Does juggling slow down my running? I went to the track and ran twelve laps of the track, alternating joggling (juggling while running) laps with pure running laps. I juggled when I ran odd numbered laps and ran without juggling for even numbered laps. After twelve laps I had six of each type of lap, creating two samples. To run this study you will have to make two sets of calculations for the two confidence intervals - one for each set of lap times. The data are lap times per lap of a 400 meter track run on 17 March 2013. Use a confidence level c of 0.95 for this study.

joggling laps | running laps | |
---|---|---|

149 | 145 | |

148 | 143 | |

148 | 146 | |

149 | 146 | |

150 | 142 | |

146 | 136 | |

1. Calculate the sample size n for each sample. | ||

2. Calculate the sample mean x for each sample. | ||

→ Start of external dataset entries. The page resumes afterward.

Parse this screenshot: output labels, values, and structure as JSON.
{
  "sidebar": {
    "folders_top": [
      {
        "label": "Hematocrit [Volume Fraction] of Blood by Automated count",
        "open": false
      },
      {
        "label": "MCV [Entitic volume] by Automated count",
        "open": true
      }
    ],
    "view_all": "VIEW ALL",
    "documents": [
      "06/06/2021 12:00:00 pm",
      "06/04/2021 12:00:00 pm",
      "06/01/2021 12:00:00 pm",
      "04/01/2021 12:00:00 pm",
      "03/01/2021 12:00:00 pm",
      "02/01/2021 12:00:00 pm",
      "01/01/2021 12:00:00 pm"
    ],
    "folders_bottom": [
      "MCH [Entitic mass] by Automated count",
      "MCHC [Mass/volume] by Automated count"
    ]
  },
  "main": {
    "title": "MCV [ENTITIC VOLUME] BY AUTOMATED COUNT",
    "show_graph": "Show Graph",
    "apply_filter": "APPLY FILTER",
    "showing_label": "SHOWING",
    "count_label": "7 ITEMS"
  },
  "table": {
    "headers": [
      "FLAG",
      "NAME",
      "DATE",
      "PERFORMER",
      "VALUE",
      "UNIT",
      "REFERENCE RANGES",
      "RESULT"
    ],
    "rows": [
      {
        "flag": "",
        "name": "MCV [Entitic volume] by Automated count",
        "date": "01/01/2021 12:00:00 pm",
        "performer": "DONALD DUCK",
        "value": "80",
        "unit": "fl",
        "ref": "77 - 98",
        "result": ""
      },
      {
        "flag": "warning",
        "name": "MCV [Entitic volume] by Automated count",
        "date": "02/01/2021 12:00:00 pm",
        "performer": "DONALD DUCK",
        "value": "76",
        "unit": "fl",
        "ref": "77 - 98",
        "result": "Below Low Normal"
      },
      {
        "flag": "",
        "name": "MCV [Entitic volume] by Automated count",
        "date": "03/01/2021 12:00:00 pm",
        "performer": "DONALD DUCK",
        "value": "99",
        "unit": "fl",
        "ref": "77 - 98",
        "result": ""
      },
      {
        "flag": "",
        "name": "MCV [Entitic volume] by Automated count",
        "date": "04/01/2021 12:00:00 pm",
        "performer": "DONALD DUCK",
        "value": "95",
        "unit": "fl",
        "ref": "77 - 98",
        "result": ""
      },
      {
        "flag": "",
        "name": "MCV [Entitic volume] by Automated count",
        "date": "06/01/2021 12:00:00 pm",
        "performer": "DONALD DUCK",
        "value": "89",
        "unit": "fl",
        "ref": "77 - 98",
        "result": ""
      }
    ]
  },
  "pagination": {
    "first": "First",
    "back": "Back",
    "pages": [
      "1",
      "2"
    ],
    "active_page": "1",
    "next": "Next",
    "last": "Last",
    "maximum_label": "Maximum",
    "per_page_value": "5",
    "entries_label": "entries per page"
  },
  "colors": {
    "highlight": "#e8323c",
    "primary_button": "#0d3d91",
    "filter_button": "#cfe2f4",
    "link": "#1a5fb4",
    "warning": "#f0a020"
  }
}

3. Calculate the sample standard deviation sx for each sample. | ||

4. Calculate the standard error of the mean (SE). | ||

5. For a confidence level of 95%, calculate the t-critical. | ||

6. Calculate the margin of error E for the mean. | ||

7. For a confidence level of 95%, calculate the lower bound for the mean for each sample? | ||

8. For a confidence level of 95%, calculate the upper bound for the mean for each sample? | ||

9. Hand draw sketches of the two confidence intervals including the lower bounds, sample means, and upper bounds. | ||

10. The bigger the lap time, the slower the speed on the lap. The smaller the lap time, the faster the speed on the lap. Are my mean lap times for joggling and running different? | ||

11. If my mean lap times are different, is that difference statistically significant? | ||

12. Does juggling slow down my running? Support your answer with the data above. |